The Hill: U.S. walks tightrope as coronavirus hits adversaries
“The spread of coronavirus around the globe is raising questions about how the United States should help its adversaries mitigate the disease. … Both Iran and North Korea are under harsh U.S. sanctions, even as the international community worries about how their fragile medical systems can handle the disease…” (Kheel, 3/8).

New York Times: Inside Trump Administration, Debate Raged Over What to Tell Public
“…From the beginning, the Trump administration’s attempts to forestall an outbreak of a virus now spreading rapidly across the globe was marked by a raging internal debate about how far to go in telling Americans the truth. Even as the government’s scientists and leading health experts raised the alarm early and pushed for aggressive action, they faced resistance and doubt at the White House — especially from the president — about spooking financial markets and inciting panic…” (Shear et al., 3/8).

NPR: Where That $8.3 Billion In U.S. Coronavirus Funding Will And Won’t Go
“The coronavirus funding bill signed into law by the president Friday puts much more money toward treating and preventing the spread of COVID-19 than his administration requested from Congress last week. The Trump administration’s initial request — in the form of a two-page letter to Congress on Feb. 24 — was for … a total of $2.5 billion. The amount authorized Friday is more than three times that. ‘It’s a significant amount of money,’ says Jen Kates of the Kaiser Family Foundation…” (Simmons-Duffin, 3/6).

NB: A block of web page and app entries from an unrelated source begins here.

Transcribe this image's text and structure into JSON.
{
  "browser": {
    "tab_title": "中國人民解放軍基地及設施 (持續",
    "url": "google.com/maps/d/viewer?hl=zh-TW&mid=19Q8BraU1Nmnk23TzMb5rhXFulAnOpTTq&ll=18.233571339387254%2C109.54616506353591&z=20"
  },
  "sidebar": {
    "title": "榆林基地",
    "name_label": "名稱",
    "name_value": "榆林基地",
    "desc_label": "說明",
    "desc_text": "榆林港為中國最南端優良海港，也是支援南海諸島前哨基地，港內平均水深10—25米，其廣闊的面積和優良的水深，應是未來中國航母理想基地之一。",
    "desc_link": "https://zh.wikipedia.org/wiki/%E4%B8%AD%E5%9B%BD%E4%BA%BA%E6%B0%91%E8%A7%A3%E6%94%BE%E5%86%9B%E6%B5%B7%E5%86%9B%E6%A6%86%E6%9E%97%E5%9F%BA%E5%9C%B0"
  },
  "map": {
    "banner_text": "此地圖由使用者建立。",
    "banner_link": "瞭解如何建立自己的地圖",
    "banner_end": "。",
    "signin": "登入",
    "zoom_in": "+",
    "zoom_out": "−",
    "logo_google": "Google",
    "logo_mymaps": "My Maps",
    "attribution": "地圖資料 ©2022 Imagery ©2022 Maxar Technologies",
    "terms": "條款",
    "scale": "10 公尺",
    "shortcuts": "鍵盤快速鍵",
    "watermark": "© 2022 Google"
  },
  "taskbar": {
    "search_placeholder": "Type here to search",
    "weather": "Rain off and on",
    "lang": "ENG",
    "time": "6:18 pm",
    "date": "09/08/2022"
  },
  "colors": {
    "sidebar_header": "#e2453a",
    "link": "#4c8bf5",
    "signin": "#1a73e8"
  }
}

POLITICO: Trump’s mismanagement helped fuel coronavirus crisis
“…For six weeks behind the scenes, and now increasingly in public, Trump has undermined his administration’s own efforts to fight the coronavirus outbreak — resisting attempts to plan for worst-case scenarios, overturning a public-health plan upon request from political allies and repeating only the warnings that he chose to hear. Members of Congress have grilled top officials like Health and Human Services Secretary Alex Azar and Centers for Disease Control Director Robert Redfield over the government’s biggest mistake: failing to secure enough testing to head off a coronavirus outbreak in the United States. But many current and former Trump administration officials say the true management failure was Trump’s…” (Diamond, 3/7).

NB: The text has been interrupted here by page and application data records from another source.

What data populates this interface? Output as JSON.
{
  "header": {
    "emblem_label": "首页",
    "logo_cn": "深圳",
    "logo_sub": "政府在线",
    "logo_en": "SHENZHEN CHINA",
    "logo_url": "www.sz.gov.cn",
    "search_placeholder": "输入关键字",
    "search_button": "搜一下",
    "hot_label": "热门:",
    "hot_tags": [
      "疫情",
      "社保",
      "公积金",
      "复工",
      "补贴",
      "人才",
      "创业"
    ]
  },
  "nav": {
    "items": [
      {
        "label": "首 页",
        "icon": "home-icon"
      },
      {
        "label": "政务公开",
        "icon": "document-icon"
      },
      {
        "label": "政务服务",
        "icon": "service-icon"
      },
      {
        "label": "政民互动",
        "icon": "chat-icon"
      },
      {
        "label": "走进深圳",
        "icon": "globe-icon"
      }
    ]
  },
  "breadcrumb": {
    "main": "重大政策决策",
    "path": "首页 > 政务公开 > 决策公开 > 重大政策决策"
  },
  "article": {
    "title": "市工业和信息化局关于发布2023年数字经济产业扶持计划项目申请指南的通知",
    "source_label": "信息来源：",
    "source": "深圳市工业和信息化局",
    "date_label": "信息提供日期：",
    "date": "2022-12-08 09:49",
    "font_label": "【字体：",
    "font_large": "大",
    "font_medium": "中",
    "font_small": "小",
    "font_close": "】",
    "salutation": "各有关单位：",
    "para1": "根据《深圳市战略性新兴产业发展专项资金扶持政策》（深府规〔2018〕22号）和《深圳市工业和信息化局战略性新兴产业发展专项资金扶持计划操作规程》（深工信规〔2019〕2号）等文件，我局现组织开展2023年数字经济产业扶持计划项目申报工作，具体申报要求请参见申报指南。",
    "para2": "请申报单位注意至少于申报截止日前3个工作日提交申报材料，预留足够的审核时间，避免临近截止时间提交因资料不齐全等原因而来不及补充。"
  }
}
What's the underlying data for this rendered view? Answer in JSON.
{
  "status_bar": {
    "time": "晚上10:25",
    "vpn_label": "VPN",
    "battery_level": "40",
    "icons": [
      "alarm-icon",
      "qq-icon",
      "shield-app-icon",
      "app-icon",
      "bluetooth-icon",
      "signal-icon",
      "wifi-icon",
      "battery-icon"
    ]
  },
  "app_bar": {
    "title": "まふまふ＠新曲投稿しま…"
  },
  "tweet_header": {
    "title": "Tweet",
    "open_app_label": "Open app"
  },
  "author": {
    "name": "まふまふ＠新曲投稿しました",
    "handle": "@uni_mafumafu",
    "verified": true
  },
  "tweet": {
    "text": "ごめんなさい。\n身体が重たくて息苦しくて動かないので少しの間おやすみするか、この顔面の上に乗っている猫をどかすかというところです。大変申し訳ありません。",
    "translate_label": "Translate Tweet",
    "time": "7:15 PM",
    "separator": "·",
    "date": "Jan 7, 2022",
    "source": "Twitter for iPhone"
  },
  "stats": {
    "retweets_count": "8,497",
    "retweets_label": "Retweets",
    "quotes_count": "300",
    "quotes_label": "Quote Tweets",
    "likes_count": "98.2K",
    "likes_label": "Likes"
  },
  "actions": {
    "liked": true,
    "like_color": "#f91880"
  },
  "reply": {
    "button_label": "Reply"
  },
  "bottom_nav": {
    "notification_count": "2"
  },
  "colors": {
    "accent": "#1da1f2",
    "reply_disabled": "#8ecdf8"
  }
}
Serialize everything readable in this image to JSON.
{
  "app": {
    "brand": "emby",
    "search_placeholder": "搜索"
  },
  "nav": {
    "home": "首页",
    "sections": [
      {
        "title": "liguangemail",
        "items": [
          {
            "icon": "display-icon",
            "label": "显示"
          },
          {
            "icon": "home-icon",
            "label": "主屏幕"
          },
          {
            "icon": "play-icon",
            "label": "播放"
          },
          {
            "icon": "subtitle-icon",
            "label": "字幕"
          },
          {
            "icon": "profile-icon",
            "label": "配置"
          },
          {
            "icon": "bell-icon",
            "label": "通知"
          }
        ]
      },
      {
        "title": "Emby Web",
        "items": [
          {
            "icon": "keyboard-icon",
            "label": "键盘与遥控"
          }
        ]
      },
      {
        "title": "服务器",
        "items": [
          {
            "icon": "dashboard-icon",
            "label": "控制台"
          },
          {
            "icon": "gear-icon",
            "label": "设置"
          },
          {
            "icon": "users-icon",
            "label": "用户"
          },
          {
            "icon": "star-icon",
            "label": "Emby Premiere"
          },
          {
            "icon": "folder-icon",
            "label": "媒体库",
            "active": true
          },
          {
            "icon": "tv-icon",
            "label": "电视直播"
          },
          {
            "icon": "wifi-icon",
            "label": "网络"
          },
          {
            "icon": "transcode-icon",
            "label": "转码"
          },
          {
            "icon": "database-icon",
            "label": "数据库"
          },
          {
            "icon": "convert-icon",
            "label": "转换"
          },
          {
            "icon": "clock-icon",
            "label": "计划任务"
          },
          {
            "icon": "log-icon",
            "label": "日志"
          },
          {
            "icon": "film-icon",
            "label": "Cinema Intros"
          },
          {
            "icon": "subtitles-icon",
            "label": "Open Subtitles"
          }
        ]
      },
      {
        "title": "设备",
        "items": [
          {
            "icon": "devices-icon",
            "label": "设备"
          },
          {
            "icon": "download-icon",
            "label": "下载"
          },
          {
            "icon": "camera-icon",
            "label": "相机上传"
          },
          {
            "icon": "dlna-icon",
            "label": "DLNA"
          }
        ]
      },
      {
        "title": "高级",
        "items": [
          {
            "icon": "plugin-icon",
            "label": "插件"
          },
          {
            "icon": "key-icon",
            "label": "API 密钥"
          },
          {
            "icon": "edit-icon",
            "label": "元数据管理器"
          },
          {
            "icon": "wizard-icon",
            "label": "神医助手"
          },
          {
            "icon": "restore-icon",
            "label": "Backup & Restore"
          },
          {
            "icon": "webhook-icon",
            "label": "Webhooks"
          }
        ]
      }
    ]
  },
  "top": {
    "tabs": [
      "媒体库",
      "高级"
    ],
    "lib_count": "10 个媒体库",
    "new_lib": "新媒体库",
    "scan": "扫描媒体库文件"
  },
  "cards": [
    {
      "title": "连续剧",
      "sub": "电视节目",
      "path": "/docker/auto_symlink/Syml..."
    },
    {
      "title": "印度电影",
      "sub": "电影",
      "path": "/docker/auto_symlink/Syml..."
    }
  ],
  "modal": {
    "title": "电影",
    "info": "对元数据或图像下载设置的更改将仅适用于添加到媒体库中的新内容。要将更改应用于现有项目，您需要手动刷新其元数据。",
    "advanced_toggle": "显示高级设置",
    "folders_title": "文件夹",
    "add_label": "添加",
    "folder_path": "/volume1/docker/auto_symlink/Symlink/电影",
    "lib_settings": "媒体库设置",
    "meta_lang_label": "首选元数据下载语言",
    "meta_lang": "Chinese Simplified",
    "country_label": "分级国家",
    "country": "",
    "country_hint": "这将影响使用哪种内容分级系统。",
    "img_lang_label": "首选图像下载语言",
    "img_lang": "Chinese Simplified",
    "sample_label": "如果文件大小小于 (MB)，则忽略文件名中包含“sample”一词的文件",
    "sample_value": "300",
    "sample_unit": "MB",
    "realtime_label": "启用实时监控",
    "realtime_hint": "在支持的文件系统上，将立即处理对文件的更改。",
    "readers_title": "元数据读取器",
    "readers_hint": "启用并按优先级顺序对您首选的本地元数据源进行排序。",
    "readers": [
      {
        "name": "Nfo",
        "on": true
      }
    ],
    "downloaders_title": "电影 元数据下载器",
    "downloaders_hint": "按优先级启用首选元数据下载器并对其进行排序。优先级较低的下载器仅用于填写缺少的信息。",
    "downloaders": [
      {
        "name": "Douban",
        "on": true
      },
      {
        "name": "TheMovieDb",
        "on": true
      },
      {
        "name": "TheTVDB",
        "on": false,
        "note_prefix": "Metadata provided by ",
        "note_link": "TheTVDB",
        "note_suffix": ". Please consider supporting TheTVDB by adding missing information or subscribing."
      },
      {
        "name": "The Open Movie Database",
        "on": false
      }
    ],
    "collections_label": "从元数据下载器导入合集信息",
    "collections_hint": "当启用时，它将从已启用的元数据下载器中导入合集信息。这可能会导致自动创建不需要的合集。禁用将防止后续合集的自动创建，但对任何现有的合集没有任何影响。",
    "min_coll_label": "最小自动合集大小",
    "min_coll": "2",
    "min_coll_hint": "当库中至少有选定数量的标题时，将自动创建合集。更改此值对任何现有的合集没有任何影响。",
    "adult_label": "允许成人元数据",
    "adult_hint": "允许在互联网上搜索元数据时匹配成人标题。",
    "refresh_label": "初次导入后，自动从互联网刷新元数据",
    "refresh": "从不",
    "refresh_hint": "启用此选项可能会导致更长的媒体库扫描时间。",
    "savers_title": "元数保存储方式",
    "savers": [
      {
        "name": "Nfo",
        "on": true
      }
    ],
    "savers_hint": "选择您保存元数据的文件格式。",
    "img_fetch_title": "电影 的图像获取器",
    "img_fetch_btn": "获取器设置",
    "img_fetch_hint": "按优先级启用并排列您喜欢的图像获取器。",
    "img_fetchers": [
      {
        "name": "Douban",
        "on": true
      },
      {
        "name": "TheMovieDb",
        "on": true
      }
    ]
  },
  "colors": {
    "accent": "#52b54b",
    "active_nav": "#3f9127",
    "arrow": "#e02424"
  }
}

Washington Post: Squandered time: How the Trump administration lost control of the coronavirus crisis
“…This portrait of the precious weeks that President Trump and his administration frittered away in trying to deal with the coronavirus is the result of interviews with 16 current and former administration officials, state health officials, and outside experts, many of whom spoke on the condition of anonymity to share candid assessments…” (Parker, 3/7).

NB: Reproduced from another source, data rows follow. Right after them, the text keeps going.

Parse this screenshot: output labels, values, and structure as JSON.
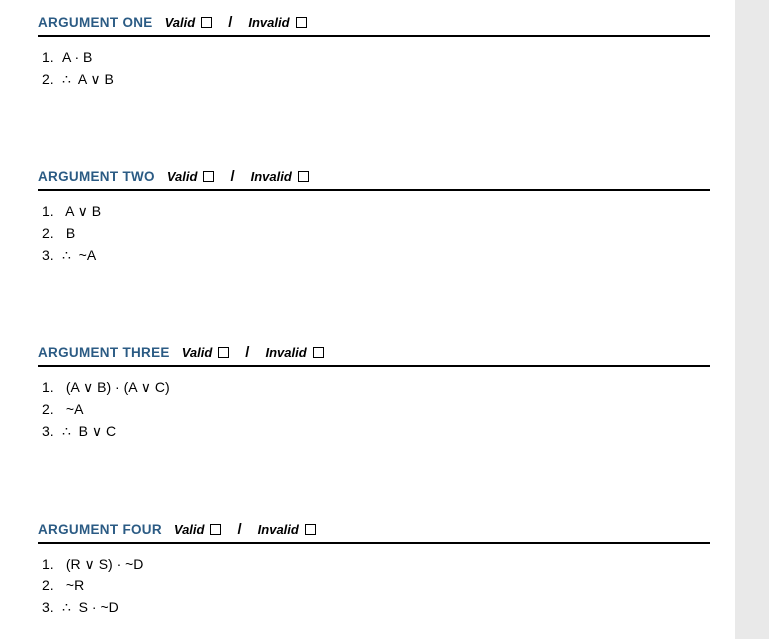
{
  "validLabel": "Valid",
  "invalidLabel": "Invalid",
  "separator": "/",
  "arguments": [
    {
      "title": "ARGUMENT ONE",
      "lines": [
        {
          "num": "1.",
          "text": "A · B"
        },
        {
          "num": "2.",
          "text": "∴  A ∨ B"
        }
      ]
    },
    {
      "title": "ARGUMENT TWO",
      "lines": [
        {
          "num": "1.",
          "text": " A ∨ B"
        },
        {
          "num": "2.",
          "text": " B"
        },
        {
          "num": "3.",
          "text": "∴  ~A"
        }
      ]
    },
    {
      "title": "ARGUMENT THREE",
      "lines": [
        {
          "num": "1.",
          "text": " (A ∨ B) · (A ∨ C)"
        },
        {
          "num": "2.",
          "text": " ~A"
        },
        {
          "num": "3.",
          "text": "∴  B ∨ C"
        }
      ]
    },
    {
      "title": "ARGUMENT FOUR",
      "lines": [
        {
          "num": "1.",
          "text": " (R ∨ S) · ~D"
        },
        {
          "num": "2.",
          "text": " ~R"
        },
        {
          "num": "3.",
          "text": "∴  S · ~D"
        }
      ]
    }
  ]
}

Additional coverage of the U.S. response to COVID-19, both domestically and abroad, is available from Bloomberg, The Hill, Mother Jones, New York Times (2), POLITICO, Washington Post (2) (3), and Washington Times.